Exercise details:
Scan the data for "icon" and copy the lines it appears in.

**** Dataset excerpts

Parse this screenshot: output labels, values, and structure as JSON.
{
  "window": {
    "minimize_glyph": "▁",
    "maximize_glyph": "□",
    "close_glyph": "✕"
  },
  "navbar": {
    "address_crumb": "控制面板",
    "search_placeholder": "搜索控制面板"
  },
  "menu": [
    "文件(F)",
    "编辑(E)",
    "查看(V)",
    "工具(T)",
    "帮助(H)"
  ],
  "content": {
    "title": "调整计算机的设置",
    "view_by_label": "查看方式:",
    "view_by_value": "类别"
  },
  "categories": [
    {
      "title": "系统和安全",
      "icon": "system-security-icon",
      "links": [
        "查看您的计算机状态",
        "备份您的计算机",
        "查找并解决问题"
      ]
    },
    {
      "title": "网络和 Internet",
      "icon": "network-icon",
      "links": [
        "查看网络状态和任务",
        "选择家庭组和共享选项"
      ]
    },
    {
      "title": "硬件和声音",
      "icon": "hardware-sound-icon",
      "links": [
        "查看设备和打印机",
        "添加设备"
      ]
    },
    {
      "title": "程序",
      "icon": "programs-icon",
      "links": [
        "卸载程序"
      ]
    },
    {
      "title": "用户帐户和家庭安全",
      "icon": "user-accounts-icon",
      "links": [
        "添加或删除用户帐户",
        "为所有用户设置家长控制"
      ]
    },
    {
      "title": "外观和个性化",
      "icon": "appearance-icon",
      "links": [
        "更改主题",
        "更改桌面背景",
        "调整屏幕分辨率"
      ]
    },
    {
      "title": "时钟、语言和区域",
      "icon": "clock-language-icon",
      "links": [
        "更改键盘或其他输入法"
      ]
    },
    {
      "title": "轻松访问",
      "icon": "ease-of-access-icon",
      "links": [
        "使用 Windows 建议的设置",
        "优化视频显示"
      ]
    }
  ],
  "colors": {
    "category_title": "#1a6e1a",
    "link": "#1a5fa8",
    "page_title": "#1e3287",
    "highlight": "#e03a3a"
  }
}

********

Task answer:
      "icon": "system-security-icon",
      "icon": "network-icon",
      "icon": "hardware-sound-icon",
      "icon": "programs-icon",
      "icon": "user-accounts-icon",
      "icon": "appearance-icon",
      "icon": "clock-language-icon",
      "icon": "ease-of-access-icon",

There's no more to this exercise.